§ WHAT IS BEING ASKED: What lines of the data below include the word "engine"? Report them by copying each.

§ MATERIAL SHOWN:
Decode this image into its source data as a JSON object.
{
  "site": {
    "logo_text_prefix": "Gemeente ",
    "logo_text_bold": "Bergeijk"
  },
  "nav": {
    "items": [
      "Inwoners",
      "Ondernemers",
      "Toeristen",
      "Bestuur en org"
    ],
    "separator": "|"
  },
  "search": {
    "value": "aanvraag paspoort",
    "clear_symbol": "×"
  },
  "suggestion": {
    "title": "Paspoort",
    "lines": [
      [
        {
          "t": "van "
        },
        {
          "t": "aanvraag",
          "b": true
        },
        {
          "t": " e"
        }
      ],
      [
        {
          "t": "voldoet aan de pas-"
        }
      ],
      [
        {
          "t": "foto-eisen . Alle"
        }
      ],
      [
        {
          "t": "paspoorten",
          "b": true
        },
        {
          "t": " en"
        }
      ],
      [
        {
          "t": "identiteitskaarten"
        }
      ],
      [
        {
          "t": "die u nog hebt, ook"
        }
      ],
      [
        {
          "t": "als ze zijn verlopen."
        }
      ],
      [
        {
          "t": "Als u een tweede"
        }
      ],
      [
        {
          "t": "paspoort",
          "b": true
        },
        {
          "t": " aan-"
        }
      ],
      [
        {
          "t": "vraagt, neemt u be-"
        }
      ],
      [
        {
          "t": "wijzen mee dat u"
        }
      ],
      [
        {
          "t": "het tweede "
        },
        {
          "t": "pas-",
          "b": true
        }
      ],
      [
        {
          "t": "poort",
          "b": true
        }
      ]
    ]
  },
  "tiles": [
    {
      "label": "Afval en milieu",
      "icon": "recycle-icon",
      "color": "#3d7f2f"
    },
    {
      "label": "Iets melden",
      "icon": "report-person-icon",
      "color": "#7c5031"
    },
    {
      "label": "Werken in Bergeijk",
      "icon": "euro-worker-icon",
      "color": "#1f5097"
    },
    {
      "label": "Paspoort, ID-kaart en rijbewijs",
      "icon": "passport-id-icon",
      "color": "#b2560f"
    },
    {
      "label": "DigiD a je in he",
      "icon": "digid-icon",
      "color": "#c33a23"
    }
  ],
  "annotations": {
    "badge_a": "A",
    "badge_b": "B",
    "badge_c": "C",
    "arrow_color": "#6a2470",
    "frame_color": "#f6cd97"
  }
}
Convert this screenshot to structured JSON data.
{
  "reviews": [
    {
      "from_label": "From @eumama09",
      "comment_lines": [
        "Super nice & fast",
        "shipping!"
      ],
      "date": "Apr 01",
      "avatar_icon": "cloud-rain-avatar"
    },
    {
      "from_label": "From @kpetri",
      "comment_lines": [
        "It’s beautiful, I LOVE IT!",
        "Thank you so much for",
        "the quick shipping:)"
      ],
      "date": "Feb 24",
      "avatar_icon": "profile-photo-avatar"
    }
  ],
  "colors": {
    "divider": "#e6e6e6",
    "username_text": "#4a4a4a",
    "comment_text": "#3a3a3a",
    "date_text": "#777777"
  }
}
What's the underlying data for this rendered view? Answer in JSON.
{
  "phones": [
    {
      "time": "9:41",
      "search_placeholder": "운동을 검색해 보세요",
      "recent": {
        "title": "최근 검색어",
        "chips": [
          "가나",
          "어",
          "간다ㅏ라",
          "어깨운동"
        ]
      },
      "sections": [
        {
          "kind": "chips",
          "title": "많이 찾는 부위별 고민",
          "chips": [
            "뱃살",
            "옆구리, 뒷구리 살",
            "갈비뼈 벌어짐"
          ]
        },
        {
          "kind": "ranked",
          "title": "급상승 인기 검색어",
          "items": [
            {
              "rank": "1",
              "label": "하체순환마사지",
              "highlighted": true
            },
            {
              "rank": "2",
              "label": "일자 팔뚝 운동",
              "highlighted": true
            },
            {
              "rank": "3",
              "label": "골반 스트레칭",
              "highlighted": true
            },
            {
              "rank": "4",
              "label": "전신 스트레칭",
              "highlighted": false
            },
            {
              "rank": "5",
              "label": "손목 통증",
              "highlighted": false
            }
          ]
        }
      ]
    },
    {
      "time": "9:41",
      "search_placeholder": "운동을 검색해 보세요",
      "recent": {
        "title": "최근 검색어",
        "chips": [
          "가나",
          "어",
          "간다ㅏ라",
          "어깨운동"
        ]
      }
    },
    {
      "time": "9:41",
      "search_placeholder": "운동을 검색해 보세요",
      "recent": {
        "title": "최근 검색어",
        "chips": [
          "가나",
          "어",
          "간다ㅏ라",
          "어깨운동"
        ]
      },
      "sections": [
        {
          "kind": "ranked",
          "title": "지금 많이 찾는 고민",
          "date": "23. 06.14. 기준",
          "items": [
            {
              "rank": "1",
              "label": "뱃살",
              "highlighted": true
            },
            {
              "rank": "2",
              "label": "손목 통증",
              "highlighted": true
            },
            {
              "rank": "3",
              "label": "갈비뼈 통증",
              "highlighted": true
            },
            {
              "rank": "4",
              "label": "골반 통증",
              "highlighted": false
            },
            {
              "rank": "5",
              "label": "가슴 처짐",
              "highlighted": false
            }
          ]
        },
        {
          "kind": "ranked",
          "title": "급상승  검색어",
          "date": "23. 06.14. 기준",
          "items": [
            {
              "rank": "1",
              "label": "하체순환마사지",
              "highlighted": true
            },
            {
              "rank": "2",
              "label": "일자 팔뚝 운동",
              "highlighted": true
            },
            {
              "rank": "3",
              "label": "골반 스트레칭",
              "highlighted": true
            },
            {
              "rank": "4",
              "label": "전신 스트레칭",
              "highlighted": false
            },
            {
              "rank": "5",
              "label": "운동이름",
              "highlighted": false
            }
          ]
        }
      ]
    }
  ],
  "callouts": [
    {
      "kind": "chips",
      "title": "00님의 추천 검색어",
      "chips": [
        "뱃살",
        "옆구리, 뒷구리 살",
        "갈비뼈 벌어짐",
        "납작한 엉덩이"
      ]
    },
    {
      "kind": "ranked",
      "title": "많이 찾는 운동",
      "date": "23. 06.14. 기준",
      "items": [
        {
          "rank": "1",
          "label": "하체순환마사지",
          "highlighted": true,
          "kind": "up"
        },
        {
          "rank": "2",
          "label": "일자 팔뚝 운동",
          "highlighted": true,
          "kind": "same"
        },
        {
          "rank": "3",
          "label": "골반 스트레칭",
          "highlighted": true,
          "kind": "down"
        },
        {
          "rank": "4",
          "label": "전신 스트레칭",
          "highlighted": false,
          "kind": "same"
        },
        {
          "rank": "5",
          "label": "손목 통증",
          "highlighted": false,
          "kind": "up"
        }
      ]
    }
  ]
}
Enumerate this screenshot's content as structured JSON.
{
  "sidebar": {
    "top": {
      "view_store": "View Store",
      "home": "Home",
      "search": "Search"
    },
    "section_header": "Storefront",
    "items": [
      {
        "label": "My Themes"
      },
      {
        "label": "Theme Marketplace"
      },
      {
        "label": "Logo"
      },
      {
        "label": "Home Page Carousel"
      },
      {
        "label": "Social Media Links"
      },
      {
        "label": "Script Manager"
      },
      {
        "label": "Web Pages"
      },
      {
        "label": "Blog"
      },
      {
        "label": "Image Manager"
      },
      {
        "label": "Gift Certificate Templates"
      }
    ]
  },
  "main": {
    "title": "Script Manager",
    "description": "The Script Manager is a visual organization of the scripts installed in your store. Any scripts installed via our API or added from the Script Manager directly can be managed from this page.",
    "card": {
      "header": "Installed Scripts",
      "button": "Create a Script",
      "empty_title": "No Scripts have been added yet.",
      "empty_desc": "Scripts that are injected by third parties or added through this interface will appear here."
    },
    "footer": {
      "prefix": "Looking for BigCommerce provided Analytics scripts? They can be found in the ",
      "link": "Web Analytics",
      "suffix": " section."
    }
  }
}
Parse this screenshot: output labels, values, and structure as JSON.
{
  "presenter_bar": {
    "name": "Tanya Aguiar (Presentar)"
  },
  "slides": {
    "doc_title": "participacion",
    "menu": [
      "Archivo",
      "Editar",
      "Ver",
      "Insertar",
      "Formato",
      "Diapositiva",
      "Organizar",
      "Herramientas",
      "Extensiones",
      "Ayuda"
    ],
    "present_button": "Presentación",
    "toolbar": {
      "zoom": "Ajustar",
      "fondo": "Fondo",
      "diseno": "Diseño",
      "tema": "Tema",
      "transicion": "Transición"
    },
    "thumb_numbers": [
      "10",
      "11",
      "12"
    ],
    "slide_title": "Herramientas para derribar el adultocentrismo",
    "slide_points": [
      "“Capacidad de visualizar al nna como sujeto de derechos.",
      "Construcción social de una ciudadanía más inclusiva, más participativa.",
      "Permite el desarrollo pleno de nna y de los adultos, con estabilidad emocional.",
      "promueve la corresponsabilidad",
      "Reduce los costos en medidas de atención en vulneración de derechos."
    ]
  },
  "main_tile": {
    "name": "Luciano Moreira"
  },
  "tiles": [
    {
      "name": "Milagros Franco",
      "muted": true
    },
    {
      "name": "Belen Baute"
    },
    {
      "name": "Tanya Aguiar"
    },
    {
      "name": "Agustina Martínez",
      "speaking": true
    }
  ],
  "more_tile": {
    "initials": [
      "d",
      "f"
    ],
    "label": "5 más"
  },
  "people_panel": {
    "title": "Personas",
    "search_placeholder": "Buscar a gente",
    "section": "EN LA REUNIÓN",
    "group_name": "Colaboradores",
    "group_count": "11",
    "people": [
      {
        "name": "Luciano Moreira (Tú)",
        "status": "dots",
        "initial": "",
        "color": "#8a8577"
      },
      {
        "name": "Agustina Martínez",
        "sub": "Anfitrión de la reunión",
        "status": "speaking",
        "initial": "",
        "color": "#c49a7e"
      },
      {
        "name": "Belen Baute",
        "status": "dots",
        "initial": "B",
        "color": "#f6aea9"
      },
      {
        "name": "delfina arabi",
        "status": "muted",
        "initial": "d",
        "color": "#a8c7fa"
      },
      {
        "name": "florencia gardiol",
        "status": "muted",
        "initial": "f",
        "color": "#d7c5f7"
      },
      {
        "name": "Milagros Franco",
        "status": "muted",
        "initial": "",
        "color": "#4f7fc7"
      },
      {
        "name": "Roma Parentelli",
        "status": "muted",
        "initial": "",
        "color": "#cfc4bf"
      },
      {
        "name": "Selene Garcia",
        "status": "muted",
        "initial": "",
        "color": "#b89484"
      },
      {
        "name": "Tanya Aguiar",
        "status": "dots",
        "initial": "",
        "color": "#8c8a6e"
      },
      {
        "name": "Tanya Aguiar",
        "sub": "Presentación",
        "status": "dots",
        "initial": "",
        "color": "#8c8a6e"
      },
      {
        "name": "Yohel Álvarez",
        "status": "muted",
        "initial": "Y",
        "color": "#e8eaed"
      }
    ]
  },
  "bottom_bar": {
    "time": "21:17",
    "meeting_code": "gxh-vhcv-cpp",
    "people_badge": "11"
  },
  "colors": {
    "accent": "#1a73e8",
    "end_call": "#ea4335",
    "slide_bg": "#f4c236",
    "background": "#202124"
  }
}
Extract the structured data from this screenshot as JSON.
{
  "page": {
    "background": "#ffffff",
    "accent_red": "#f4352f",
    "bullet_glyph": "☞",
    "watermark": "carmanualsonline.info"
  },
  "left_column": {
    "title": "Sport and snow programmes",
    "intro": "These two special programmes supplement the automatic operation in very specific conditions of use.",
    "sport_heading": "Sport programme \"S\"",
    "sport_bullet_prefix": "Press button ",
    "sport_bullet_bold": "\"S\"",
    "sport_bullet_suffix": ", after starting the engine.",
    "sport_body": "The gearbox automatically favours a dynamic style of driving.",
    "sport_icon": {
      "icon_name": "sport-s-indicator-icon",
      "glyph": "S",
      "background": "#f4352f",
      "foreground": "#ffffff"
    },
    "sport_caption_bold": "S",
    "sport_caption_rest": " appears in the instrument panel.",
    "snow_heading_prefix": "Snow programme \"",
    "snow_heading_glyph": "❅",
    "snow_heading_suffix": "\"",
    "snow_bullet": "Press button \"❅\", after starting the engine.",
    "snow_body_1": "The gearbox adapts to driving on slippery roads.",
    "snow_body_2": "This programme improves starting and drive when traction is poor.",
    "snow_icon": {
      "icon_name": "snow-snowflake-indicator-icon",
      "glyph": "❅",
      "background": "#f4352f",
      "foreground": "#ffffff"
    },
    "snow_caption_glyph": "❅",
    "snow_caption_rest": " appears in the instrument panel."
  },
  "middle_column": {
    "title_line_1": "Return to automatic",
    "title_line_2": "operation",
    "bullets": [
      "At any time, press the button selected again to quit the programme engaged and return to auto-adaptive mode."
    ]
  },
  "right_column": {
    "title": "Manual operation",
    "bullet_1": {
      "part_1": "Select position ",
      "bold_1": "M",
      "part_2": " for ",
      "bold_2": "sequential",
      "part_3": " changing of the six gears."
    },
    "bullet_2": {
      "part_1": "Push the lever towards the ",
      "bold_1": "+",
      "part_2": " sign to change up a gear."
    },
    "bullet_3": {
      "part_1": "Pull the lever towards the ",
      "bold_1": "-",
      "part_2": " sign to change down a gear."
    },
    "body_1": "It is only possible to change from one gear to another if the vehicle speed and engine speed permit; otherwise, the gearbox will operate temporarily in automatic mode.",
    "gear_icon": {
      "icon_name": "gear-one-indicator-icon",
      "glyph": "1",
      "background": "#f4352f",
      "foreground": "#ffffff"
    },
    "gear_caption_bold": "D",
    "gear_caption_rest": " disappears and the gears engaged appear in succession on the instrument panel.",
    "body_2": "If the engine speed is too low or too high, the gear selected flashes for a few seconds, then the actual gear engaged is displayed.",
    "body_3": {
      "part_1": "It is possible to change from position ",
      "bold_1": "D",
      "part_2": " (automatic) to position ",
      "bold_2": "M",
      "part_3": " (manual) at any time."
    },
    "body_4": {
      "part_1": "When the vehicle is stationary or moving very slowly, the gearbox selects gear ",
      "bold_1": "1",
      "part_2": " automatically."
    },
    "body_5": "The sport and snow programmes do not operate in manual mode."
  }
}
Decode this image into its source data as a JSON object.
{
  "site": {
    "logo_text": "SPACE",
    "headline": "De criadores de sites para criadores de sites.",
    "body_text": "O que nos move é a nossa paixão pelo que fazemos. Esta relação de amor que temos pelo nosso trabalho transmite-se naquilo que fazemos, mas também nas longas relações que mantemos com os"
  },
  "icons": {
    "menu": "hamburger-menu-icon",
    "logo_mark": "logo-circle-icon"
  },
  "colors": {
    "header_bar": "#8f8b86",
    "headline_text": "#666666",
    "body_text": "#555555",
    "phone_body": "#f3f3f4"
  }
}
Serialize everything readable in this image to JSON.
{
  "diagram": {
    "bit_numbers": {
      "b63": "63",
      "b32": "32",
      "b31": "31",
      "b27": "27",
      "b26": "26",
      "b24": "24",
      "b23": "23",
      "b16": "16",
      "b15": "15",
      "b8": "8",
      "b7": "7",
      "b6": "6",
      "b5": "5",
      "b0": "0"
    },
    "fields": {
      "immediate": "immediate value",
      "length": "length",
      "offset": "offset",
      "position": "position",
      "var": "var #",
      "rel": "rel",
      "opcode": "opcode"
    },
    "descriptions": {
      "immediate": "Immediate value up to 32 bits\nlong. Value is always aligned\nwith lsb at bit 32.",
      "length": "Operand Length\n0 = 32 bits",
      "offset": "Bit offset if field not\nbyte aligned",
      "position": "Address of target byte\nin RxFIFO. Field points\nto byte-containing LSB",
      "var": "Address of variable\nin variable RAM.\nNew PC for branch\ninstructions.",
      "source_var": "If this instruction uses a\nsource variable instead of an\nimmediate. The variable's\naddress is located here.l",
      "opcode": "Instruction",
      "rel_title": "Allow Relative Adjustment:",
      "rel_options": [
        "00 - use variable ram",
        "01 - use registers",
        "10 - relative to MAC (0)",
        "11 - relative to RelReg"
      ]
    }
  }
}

§ EXERCISE ANSWER:
    "sport_bullet_suffix": ", after starting the engine.",
    "snow_bullet": "Press button \"❅\", after starting the engine.",
    "body_1": "It is only possible to change from one gear to another if the vehicle speed and engine speed permit; otherwise, the gearbox will operate temporarily in automatic mode.",
    "body_2": "If the engine speed is too low or too high, the gear selected flashes for a few seconds, then the actual gear engaged is displayed.",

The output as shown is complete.